Demers noted that the economic part of the study was very purposefully designed to increase the study’s impact and will likely go further in its economic analysis than any other occupational study so far. Demers estimates that in Canada, around 5 percent of workplace-related cancer cases receive workers compensation, and those are mostly asbestos cases. His study, he says, could indeed have significant implications for the workers compensation system, which could be a good thing for prevention.
“Compensation is the stick that drives prevention,” Demers said.
Demers says he hopes the results of the massive effort will be used by decision-makers at all levels of government when considering workplace regulations and enforcement and that the results will “change the consciousness of employers as well in terms of realizing the importance of this issue and the importance of spending on prevention.” He’s also hoping the work will raise the overall visibility of occupational cancer research in Canada.
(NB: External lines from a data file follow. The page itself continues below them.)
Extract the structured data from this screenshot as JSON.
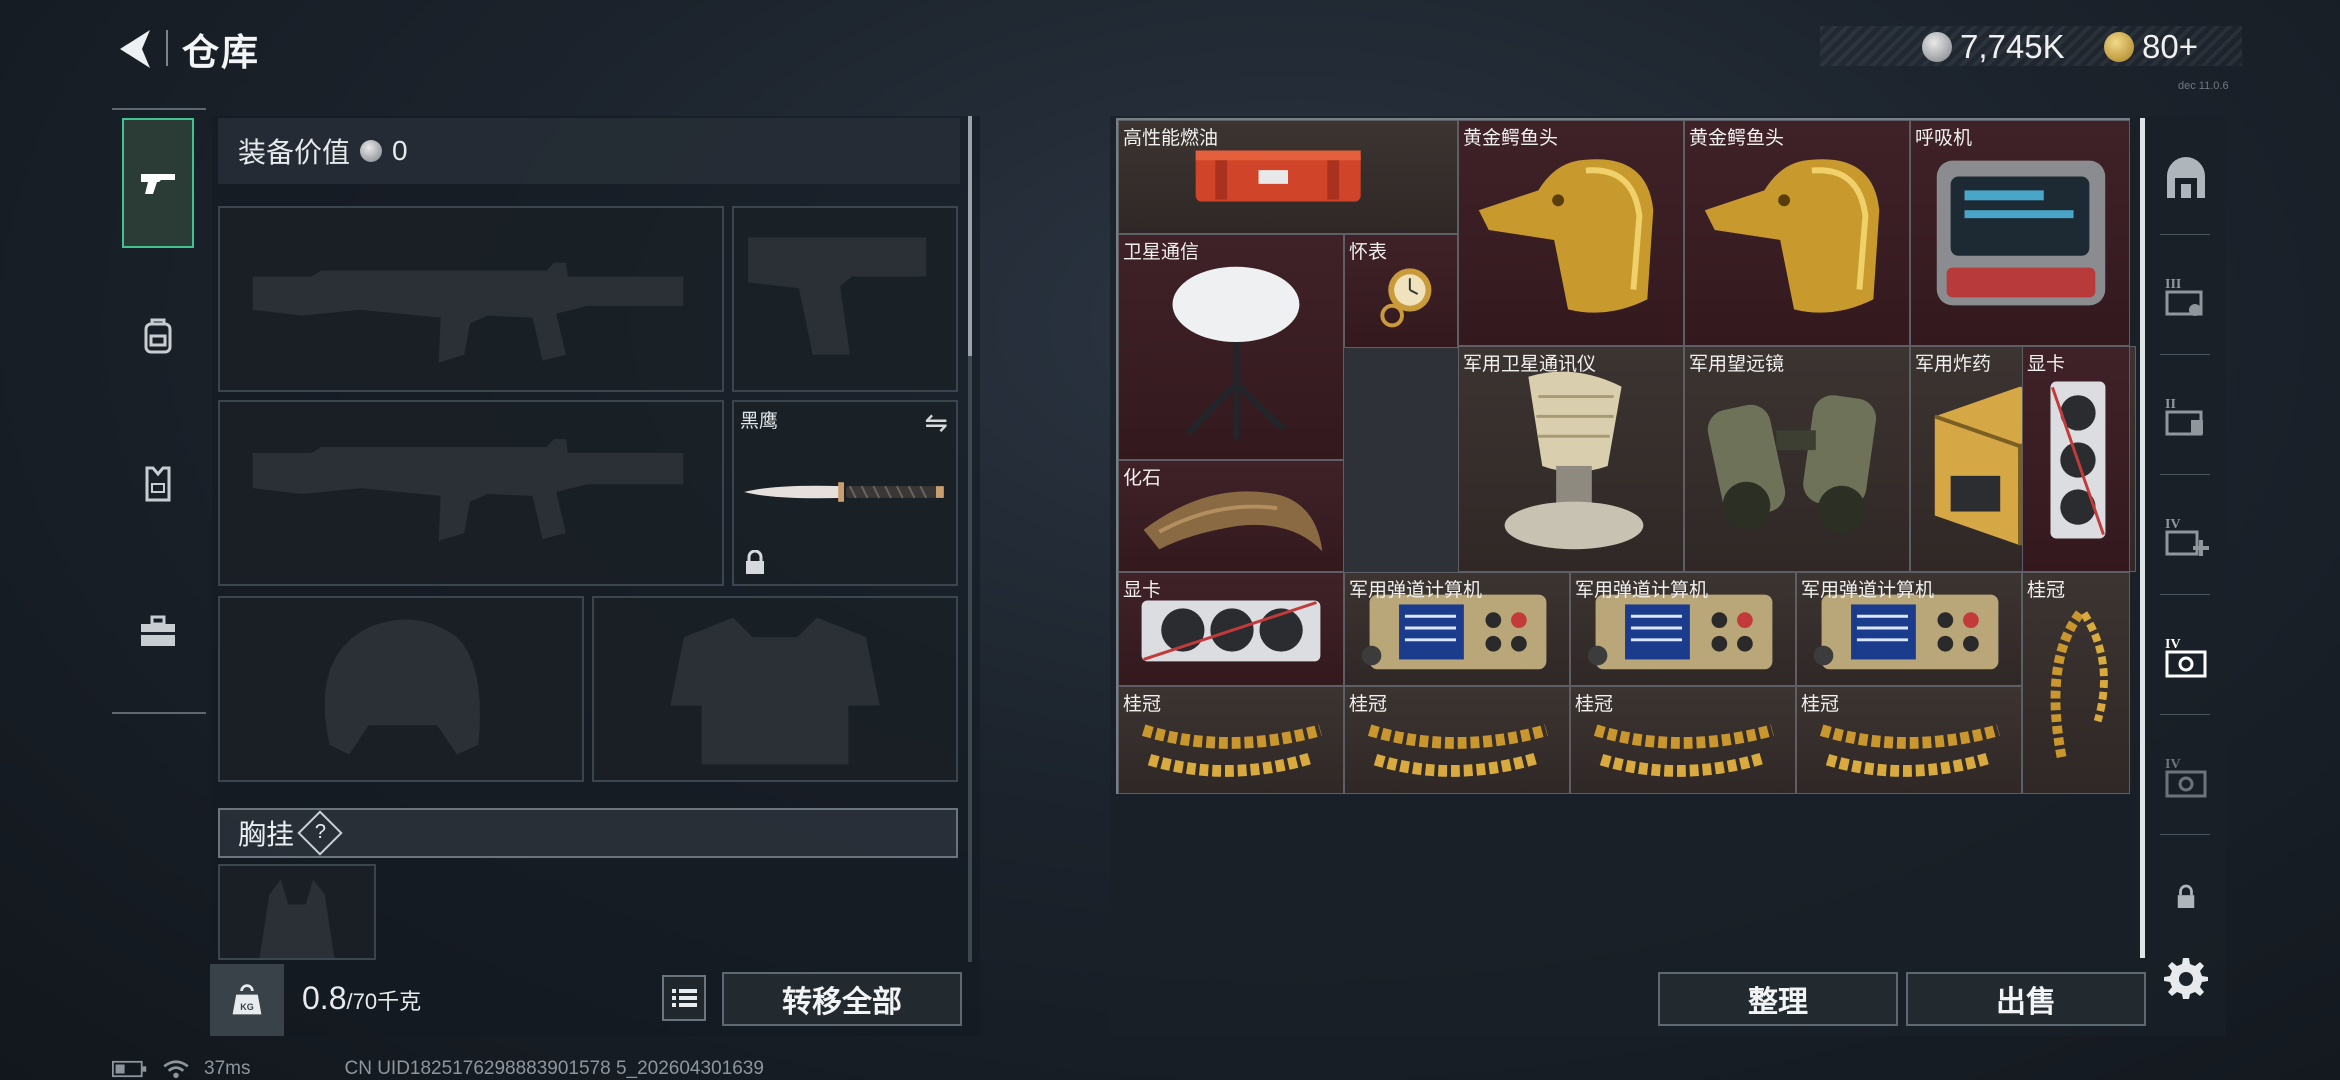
{
  "header": {
    "title": "仓库",
    "currency": [
      {
        "icon": "silver-coin-icon",
        "value": "7,745K"
      },
      {
        "icon": "gold-coin-icon",
        "value": "80+"
      }
    ],
    "version_text": "dec 11.0.6"
  },
  "left_tabs": [
    {
      "name": "weapons",
      "icon": "pistol-icon",
      "active": true
    },
    {
      "name": "backpack",
      "icon": "backpack-icon",
      "active": false
    },
    {
      "name": "vest",
      "icon": "vest-icon",
      "active": false
    },
    {
      "name": "toolbox",
      "icon": "toolbox-icon",
      "active": false
    }
  ],
  "loadout": {
    "equip_value_label": "装备价值",
    "equip_value": "0",
    "melee_label": "黑鹰",
    "chest_rig_label": "胸挂",
    "help": "?",
    "weight_value": "0.8",
    "weight_max": "/70千克",
    "weight_icon_text": "KG",
    "transfer_all": "转移全部"
  },
  "stash": {
    "accent_red": "#3f2228",
    "items": [
      {
        "id": "fuel",
        "label": "高性能燃油",
        "icon": "fuel-crate-icon"
      },
      {
        "id": "croc1",
        "label": "黄金鳄鱼头",
        "icon": "golden-crocodile-head-icon"
      },
      {
        "id": "croc2",
        "label": "黄金鳄鱼头",
        "icon": "golden-crocodile-head-icon"
      },
      {
        "id": "respirator",
        "label": "呼吸机",
        "icon": "ventilator-icon"
      },
      {
        "id": "satcom",
        "label": "卫星通信",
        "icon": "satellite-dish-icon"
      },
      {
        "id": "watch",
        "label": "怀表",
        "icon": "pocket-watch-icon"
      },
      {
        "id": "milsat",
        "label": "军用卫星通讯仪",
        "icon": "military-satellite-icon"
      },
      {
        "id": "binoculars",
        "label": "军用望远镜",
        "icon": "binoculars-icon"
      },
      {
        "id": "explosive",
        "label": "军用炸药",
        "icon": "explosive-crate-icon"
      },
      {
        "id": "gpu_v",
        "label": "显卡",
        "icon": "graphics-card-icon"
      },
      {
        "id": "fossil",
        "label": "化石",
        "icon": "fossil-claw-icon"
      },
      {
        "id": "gpu_h",
        "label": "显卡",
        "icon": "graphics-card-icon"
      },
      {
        "id": "ballistic1",
        "label": "军用弹道计算机",
        "icon": "ballistic-computer-icon"
      },
      {
        "id": "ballistic2",
        "label": "军用弹道计算机",
        "icon": "ballistic-computer-icon"
      },
      {
        "id": "ballistic3",
        "label": "军用弹道计算机",
        "icon": "ballistic-computer-icon"
      },
      {
        "id": "laurel_v",
        "label": "桂冠",
        "icon": "laurel-crown-icon"
      },
      {
        "id": "laurel1",
        "label": "桂冠",
        "icon": "laurel-crown-icon"
      },
      {
        "id": "laurel2",
        "label": "桂冠",
        "icon": "laurel-crown-icon"
      },
      {
        "id": "laurel3",
        "label": "桂冠",
        "icon": "laurel-crown-icon"
      },
      {
        "id": "laurel4",
        "label": "桂冠",
        "icon": "laurel-crown-icon"
      }
    ],
    "sort_button": "整理",
    "sell_button": "出售"
  },
  "right_tabs": [
    {
      "name": "storage-home",
      "icon": "storage-home-icon"
    },
    {
      "name": "container-III",
      "icon": "container-iii-icon",
      "roman": "III"
    },
    {
      "name": "container-II",
      "icon": "container-ii-icon",
      "roman": "II"
    },
    {
      "name": "container-IV-add",
      "icon": "container-iv-add-icon",
      "roman": "IV"
    },
    {
      "name": "container-IV-a",
      "icon": "container-iv-icon",
      "roman": "IV",
      "active": true
    },
    {
      "name": "container-IV-b",
      "icon": "container-iv-icon",
      "roman": "IV"
    },
    {
      "name": "locked",
      "icon": "lock-icon"
    },
    {
      "name": "settings",
      "icon": "gear-icon"
    }
  ],
  "status_bar": {
    "ping": "37ms",
    "uid": "CN UID1825176298883901578 5_202604301639"
  }
}
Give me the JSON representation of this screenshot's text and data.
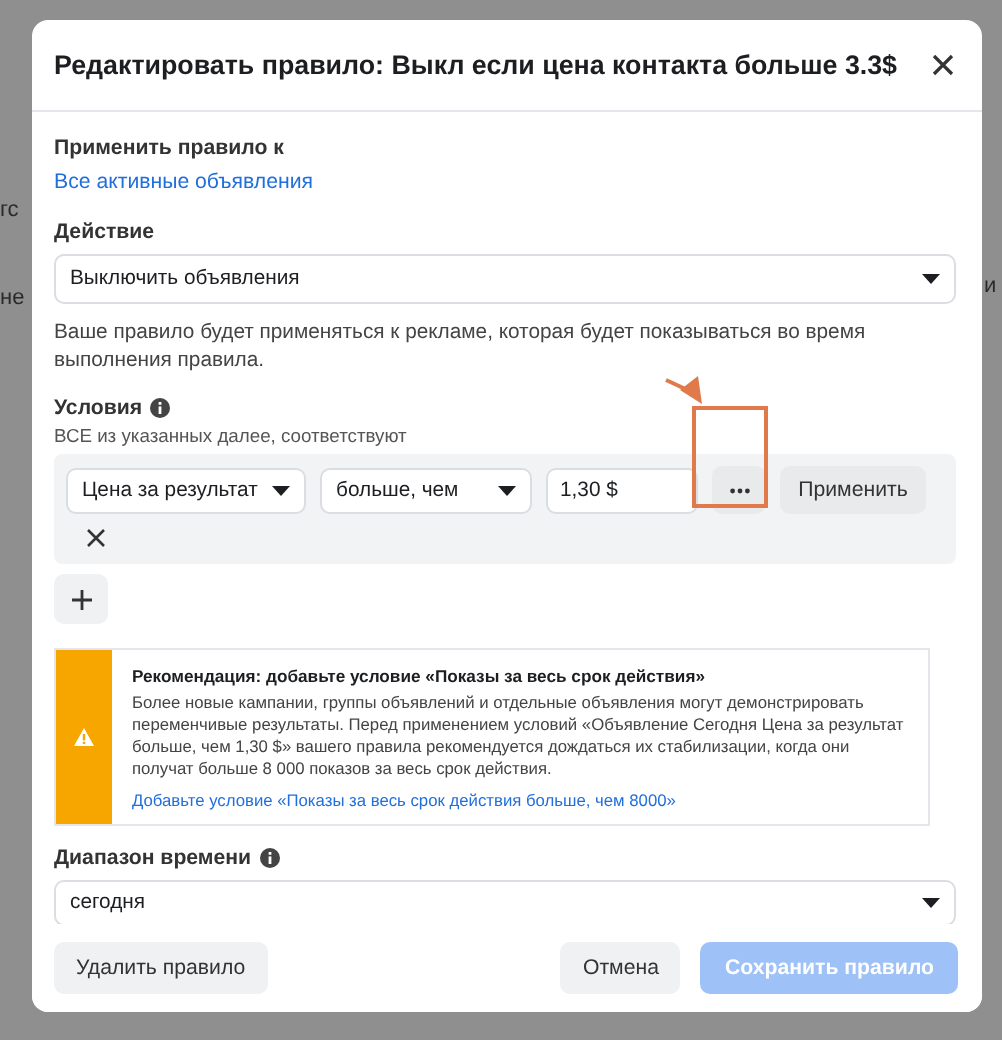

“Occupational cancer doesn’t get its due in cancer research, that’s for sure” he said. “There’s been a focus in cancer prevention on lifestyle factors — these are things under an individual’s control, like stopping smoking, eating better, exercising more and it puts all the responsibility upon the individual and politically, that’s very safe. …But short of an individual quitting (his or her) job, which is not a fair choice, a person can’t prevent a workplace cancer exposure on (his or her) own.”
To learn more about the Canadian study, visit the Occupational Cancer Research Centre.
Kim Krisberg is a freelance public health writer living in Austin, Texas, and has been writing about public health for the last decade.